You were around when skating was pretty much dead, so it must be kinda crazy seeing how big it’s gotten now. What’s your take on what skating’s become now with all the big contests and money involved?
Well, I think that if a guy’s consistent enough and good enough to enter those contests and do good, more power to him. What I don’t like seeing is these companies that were surf from day one getting into bed with all these corporate companies, or trying to emulate them in any way. It just kinda takes away from the experiences that I had where we were closing out corporate brands and all the outsiders before. So now when people embrace them, I’m just like, “What the hell’s gone wrong with it?” But then again, that kinda stuff is inevitable when it gets big. There’s a good and a bad, I guess.

Henry’s part from the ’92 Tim & Henry’s Pack Of Lies video is still insane. It raised the bar high back in the day.

This being the 30th Anniversary issue, what’s your best memory of skateboarding over the past 30 years?
Probably one of my best memories is when I was at the TransWorld premiere for Sight Unseen, and people were cheering for me. I thought that was pretty cool, because that reminded me of all the good, the bad, and hushed all the doubts I had. It was a big pat on my back, saying like, “You doubted yourself for so many years. Everybody doubted you, and here you are. You’re showing everyone you can still do it.” And that’s one of the reasons I liked that video part more than my Pack Of Lies video part. When I filmed Pack Of Lies, that wasn’t even the hardest I could’ve skated. I could’ve had a way better part. But when it came to Sight Unseen, I kinda knew from past experiences what to do, and what not to do, and I really tried my hardest. It was  special to see all these people cheering for me after all I’d been through. And it was a TransWorld video. So that felt special to me.

“It was a big pat on my back, saying like, ‘You doubted yourself for so many years. Everybody doubted you, and here you are. You’re showing everyone you can still do it.’”

 

The world wants more Henry Sanchez. When’s your next comeback?
I don’t know. I’d have to have some time to skate and get my balance back. But the good thing about the way I skate is I don’t have to be all consistent.

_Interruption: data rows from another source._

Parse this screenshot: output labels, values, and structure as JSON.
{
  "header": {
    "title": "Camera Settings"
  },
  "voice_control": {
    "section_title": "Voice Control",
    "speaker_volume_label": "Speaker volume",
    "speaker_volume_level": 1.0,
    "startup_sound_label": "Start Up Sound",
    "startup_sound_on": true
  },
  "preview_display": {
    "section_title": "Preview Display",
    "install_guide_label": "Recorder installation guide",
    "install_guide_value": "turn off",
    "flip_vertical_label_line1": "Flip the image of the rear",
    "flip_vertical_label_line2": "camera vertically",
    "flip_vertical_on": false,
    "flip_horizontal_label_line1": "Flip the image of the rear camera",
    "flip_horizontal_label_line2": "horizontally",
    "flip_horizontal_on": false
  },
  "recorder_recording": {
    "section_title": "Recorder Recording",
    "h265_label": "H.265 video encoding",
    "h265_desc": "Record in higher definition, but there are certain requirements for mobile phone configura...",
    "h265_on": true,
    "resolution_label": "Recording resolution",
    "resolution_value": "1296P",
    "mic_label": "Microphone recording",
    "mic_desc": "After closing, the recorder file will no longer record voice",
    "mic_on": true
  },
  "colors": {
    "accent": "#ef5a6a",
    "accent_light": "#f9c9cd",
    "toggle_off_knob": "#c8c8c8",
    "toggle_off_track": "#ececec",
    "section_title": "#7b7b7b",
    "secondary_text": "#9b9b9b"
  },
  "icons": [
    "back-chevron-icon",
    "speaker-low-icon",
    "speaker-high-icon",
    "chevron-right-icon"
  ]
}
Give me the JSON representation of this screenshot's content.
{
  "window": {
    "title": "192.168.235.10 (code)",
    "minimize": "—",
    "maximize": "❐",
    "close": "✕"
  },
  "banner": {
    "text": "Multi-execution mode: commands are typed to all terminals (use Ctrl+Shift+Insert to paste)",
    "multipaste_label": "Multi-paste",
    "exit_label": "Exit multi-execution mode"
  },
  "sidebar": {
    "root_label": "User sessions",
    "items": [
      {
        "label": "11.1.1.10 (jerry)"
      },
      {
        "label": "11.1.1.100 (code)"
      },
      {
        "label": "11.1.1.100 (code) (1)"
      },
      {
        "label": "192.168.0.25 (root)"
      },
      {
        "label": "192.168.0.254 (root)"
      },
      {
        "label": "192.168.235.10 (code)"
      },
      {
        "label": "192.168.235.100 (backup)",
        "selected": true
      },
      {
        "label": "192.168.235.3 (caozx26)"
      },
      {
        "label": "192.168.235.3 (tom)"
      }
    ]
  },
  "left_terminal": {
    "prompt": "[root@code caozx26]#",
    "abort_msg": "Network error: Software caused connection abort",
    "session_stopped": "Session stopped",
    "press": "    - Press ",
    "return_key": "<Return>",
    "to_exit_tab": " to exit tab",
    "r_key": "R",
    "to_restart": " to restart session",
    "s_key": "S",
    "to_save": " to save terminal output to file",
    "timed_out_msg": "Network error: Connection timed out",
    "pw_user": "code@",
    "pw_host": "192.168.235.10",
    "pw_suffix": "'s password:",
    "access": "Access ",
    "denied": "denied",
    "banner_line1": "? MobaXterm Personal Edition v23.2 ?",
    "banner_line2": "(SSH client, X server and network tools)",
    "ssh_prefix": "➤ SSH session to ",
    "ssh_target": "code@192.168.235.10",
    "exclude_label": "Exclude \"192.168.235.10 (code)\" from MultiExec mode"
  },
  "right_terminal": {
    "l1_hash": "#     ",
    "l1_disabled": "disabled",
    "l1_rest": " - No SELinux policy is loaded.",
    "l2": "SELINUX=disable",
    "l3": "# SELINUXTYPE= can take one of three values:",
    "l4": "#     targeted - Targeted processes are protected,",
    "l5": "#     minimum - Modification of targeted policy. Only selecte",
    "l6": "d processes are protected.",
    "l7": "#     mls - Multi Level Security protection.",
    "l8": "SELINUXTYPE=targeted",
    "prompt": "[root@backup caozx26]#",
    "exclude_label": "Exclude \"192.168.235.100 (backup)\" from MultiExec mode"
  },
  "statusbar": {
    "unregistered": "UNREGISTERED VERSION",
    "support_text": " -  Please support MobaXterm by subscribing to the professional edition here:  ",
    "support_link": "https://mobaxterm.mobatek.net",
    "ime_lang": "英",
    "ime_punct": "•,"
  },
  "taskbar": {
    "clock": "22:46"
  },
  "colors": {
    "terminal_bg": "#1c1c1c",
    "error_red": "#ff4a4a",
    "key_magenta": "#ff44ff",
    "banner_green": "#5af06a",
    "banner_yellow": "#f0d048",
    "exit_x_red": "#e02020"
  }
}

I can just work on certain things and then just kill myself with others [laughs]. It’ll be a good trick, but I won’t be doing it third try like Nyjah Huston or something [laughs]. More like 300 tries. He’s super crazy.